Material provided Block Start
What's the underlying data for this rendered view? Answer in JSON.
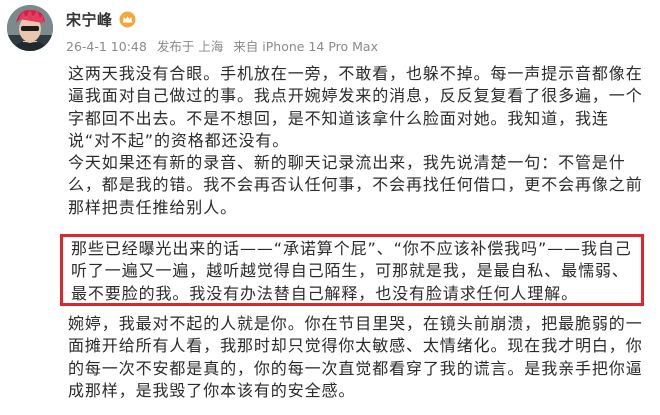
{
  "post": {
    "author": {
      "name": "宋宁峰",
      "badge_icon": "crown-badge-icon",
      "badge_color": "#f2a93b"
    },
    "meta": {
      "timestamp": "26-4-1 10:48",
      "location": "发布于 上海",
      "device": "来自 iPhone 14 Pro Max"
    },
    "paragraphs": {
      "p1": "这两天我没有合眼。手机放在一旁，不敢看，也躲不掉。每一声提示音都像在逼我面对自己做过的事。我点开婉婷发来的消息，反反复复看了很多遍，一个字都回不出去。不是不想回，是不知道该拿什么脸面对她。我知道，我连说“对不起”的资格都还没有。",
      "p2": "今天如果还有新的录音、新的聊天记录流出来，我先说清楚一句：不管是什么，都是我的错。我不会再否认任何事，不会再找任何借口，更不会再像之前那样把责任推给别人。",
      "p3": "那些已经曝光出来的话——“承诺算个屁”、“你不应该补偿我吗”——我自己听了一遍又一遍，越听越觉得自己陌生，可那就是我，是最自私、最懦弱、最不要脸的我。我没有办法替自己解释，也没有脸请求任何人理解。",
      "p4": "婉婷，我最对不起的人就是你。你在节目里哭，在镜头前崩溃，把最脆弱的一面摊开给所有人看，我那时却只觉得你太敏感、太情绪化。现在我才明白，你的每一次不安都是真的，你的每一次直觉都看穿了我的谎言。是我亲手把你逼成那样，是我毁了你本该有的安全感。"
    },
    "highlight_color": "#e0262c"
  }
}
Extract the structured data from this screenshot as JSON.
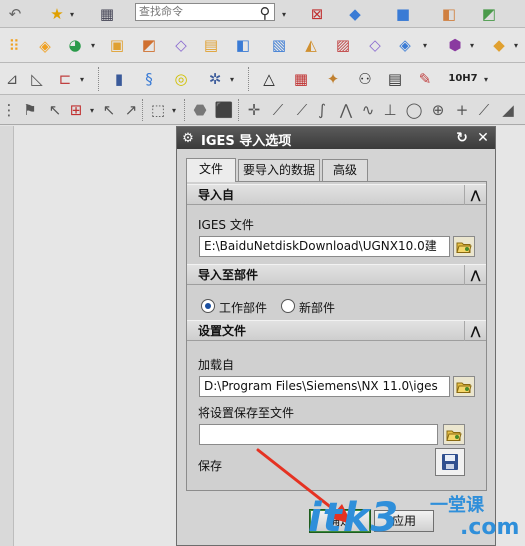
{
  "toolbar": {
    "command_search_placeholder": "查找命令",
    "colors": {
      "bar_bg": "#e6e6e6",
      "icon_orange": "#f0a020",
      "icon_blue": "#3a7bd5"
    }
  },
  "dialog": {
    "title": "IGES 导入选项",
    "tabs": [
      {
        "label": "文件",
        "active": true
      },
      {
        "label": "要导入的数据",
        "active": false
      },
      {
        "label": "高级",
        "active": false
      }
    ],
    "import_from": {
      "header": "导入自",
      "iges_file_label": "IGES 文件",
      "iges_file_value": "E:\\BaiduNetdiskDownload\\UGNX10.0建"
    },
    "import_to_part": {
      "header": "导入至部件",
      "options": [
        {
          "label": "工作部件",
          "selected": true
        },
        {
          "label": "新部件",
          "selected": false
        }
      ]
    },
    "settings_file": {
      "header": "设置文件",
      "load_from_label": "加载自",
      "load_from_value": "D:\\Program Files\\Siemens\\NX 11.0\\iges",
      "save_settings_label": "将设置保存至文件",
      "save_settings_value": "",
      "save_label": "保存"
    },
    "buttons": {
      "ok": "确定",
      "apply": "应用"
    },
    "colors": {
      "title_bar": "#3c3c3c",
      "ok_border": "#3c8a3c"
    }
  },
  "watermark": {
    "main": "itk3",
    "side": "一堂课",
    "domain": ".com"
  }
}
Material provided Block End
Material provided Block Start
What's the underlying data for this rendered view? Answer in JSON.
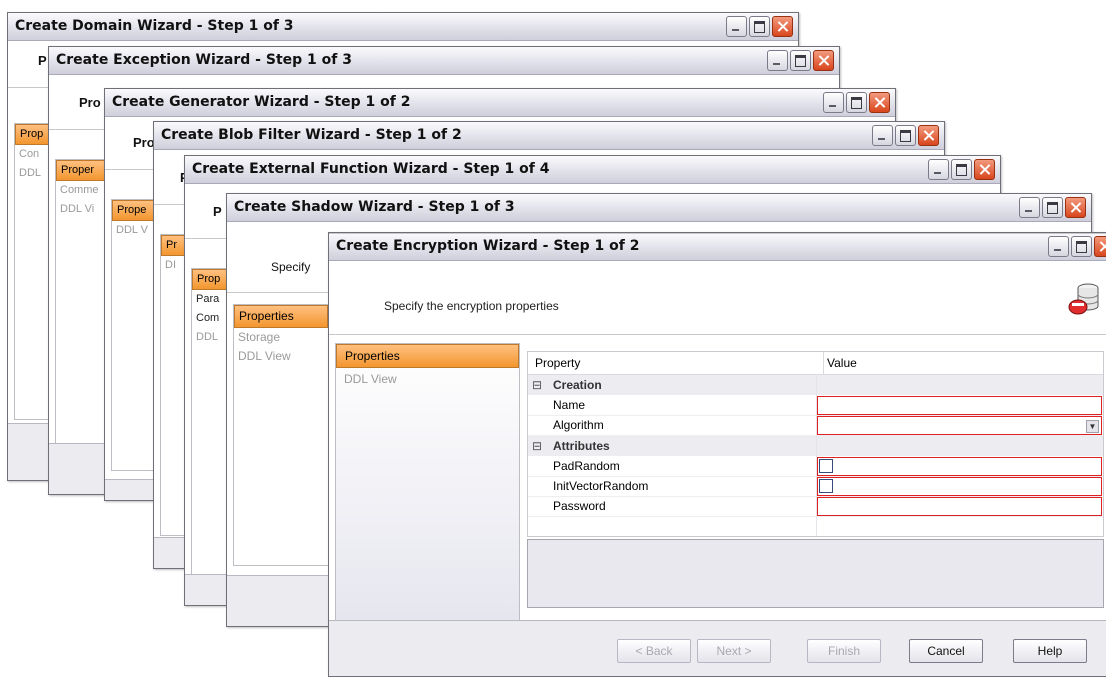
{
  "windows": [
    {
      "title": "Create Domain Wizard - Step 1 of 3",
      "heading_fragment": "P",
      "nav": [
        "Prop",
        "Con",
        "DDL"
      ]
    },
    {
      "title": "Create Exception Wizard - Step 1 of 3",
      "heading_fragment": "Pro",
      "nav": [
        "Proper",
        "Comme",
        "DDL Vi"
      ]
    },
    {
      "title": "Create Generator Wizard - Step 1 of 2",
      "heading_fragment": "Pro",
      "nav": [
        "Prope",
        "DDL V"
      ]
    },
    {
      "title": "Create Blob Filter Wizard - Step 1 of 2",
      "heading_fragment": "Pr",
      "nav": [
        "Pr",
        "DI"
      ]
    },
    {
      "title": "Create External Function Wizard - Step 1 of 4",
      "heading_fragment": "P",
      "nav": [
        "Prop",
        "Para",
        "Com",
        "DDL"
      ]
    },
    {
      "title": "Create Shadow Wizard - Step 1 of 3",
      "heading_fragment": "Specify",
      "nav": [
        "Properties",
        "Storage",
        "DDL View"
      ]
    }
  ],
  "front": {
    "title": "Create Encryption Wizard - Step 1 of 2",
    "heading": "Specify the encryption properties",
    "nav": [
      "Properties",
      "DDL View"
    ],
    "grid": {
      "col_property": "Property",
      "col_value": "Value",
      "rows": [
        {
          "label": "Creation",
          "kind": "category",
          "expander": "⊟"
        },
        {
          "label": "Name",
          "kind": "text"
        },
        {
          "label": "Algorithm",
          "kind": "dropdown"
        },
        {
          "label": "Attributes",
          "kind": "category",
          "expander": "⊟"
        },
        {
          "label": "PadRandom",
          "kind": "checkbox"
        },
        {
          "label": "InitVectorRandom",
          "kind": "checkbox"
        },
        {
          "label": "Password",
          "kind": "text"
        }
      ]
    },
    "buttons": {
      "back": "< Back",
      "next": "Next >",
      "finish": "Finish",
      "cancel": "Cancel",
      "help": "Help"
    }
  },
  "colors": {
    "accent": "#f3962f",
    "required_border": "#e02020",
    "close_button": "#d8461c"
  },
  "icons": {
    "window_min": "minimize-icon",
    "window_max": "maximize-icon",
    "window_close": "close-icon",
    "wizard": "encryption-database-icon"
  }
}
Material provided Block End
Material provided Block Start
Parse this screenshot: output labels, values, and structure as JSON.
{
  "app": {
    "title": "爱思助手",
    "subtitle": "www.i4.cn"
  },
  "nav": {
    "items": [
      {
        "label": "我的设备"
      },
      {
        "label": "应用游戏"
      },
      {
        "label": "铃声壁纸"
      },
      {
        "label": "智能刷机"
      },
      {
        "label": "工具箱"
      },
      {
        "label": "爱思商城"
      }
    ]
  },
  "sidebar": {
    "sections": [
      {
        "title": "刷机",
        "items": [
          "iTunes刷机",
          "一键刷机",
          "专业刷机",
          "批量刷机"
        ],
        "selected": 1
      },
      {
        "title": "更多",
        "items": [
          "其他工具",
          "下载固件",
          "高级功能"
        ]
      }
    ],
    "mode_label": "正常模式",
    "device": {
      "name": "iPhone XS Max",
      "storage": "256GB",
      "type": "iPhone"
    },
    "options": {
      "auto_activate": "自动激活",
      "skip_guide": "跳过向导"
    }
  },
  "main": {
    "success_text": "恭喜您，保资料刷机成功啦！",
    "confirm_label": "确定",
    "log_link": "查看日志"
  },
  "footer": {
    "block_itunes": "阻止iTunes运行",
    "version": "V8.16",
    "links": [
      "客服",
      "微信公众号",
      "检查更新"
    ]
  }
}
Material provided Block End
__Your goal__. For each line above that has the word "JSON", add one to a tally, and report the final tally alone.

__Your response__. 4